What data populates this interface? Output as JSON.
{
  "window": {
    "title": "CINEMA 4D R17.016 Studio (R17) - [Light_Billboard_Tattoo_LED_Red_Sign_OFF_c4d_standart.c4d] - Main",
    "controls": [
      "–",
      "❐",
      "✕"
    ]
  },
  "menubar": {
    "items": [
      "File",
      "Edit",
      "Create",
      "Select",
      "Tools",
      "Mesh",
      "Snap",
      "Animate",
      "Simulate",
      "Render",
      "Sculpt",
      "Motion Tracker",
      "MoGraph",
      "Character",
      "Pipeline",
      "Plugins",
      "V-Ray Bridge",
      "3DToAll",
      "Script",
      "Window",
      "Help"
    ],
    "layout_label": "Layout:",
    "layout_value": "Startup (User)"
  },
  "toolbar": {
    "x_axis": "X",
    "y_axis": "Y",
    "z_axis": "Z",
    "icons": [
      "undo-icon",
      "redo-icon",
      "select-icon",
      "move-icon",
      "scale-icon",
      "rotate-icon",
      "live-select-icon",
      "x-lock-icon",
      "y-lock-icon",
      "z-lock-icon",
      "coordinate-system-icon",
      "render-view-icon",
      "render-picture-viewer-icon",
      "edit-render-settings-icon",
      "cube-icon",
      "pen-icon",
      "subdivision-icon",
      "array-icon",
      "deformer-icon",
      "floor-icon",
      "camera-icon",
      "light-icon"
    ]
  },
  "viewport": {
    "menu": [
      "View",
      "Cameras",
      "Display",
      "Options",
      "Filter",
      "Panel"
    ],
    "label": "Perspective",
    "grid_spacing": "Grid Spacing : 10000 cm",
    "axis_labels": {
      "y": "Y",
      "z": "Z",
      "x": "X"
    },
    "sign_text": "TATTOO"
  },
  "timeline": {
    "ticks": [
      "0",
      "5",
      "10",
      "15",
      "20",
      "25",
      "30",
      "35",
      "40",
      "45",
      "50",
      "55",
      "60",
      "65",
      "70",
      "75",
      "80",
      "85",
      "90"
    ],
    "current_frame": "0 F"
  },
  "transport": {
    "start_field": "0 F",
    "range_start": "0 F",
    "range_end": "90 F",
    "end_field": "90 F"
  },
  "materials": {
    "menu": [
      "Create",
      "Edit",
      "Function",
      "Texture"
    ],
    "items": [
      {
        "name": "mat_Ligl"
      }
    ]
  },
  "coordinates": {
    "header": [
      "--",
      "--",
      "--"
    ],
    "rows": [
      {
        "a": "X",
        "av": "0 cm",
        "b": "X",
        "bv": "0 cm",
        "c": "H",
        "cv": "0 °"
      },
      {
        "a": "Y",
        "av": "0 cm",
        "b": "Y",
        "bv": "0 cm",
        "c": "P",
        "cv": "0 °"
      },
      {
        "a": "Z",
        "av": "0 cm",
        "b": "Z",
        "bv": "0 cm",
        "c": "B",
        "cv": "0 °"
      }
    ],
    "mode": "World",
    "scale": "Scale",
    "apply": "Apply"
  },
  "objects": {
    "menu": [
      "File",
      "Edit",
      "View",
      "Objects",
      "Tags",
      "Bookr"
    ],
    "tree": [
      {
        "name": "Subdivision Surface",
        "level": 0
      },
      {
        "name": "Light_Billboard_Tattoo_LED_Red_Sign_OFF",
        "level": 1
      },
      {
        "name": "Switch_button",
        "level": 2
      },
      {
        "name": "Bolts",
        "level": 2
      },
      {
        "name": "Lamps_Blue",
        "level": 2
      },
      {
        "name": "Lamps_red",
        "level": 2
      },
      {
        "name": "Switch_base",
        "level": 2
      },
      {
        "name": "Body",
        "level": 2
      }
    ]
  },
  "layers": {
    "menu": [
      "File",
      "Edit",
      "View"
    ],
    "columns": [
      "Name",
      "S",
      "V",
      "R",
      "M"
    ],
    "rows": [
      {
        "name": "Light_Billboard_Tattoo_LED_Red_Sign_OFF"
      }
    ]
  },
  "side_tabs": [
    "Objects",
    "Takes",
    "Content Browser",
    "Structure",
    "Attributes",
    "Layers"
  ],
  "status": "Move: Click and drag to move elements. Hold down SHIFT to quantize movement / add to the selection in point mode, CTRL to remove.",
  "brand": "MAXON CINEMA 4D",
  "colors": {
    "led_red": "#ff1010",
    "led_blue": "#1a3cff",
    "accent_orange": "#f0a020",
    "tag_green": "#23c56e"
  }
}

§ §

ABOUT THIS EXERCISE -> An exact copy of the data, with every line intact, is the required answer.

EXPECTED ANSWER ->
What data populates this interface? Output as JSON.
{
  "window": {
    "title": "CINEMA 4D R17.016 Studio (R17) - [Light_Billboard_Tattoo_LED_Red_Sign_OFF_c4d_standart.c4d] - Main",
    "controls": [
      "–",
      "❐",
      "✕"
    ]
  },
  "menubar": {
    "items": [
      "File",
      "Edit",
      "Create",
      "Select",
      "Tools",
      "Mesh",
      "Snap",
      "Animate",
      "Simulate",
      "Render",
      "Sculpt",
      "Motion Tracker",
      "MoGraph",
      "Character",
      "Pipeline",
      "Plugins",
      "V-Ray Bridge",
      "3DToAll",
      "Script",
      "Window",
      "Help"
    ],
    "layout_label": "Layout:",
    "layout_value": "Startup (User)"
  },
  "toolbar": {
    "x_axis": "X",
    "y_axis": "Y",
    "z_axis": "Z",
    "icons": [
      "undo-icon",
      "redo-icon",
      "select-icon",
      "move-icon",
      "scale-icon",
      "rotate-icon",
      "live-select-icon",
      "x-lock-icon",
      "y-lock-icon",
      "z-lock-icon",
      "coordinate-system-icon",
      "render-view-icon",
      "render-picture-viewer-icon",
      "edit-render-settings-icon",
      "cube-icon",
      "pen-icon",
      "subdivision-icon",
      "array-icon",
      "deformer-icon",
      "floor-icon",
      "camera-icon",
      "light-icon"
    ]
  },
  "viewport": {
    "menu": [
      "View",
      "Cameras",
      "Display",
      "Options",
      "Filter",
      "Panel"
    ],
    "label": "Perspective",
    "grid_spacing": "Grid Spacing : 10000 cm",
    "axis_labels": {
      "y": "Y",
      "z": "Z",
      "x": "X"
    },
    "sign_text": "TATTOO"
  },
  "timeline": {
    "ticks": [
      "0",
      "5",
      "10",
      "15",
      "20",
      "25",
      "30",
      "35",
      "40",
      "45",
      "50",
      "55",
      "60",
      "65",
      "70",
      "75",
      "80",
      "85",
      "90"
    ],
    "current_frame": "0 F"
  },
  "transport": {
    "start_field": "0 F",
    "range_start": "0 F",
    "range_end": "90 F",
    "end_field": "90 F"
  },
  "materials": {
    "menu": [
      "Create",
      "Edit",
      "Function",
      "Texture"
    ],
    "items": [
      {
        "name": "mat_Ligl"
      }
    ]
  },
  "coordinates": {
    "header": [
      "--",
      "--",
      "--"
    ],
    "rows": [
      {
        "a": "X",
        "av": "0 cm",
        "b": "X",
        "bv": "0 cm",
        "c": "H",
        "cv": "0 °"
      },
      {
        "a": "Y",
        "av": "0 cm",
        "b": "Y",
        "bv": "0 cm",
        "c": "P",
        "cv": "0 °"
      },
      {
        "a": "Z",
        "av": "0 cm",
        "b": "Z",
        "bv": "0 cm",
        "c": "B",
        "cv": "0 °"
      }
    ],
    "mode": "World",
    "scale": "Scale",
    "apply": "Apply"
  },
  "objects": {
    "menu": [
      "File",
      "Edit",
      "View",
      "Objects",
      "Tags",
      "Bookr"
    ],
    "tree": [
      {
        "name": "Subdivision Surface",
        "level": 0
      },
      {
        "name": "Light_Billboard_Tattoo_LED_Red_Sign_OFF",
        "level": 1
      },
      {
        "name": "Switch_button",
        "level": 2
      },
      {
        "name": "Bolts",
        "level": 2
      },
      {
        "name": "Lamps_Blue",
        "level": 2
      },
      {
        "name": "Lamps_red",
        "level": 2
      },
      {
        "name": "Switch_base",
        "level": 2
      },
      {
        "name": "Body",
        "level": 2
      }
    ]
  },
  "layers": {
    "menu": [
      "File",
      "Edit",
      "View"
    ],
    "columns": [
      "Name",
      "S",
      "V",
      "R",
      "M"
    ],
    "rows": [
      {
        "name": "Light_Billboard_Tattoo_LED_Red_Sign_OFF"
      }
    ]
  },
  "side_tabs": [
    "Objects",
    "Takes",
    "Content Browser",
    "Structure",
    "Attributes",
    "Layers"
  ],
  "status": "Move: Click and drag to move elements. Hold down SHIFT to quantize movement / add to the selection in point mode, CTRL to remove.",
  "brand": "MAXON CINEMA 4D",
  "colors": {
    "led_red": "#ff1010",
    "led_blue": "#1a3cff",
    "accent_orange": "#f0a020",
    "tag_green": "#23c56e"
  }
}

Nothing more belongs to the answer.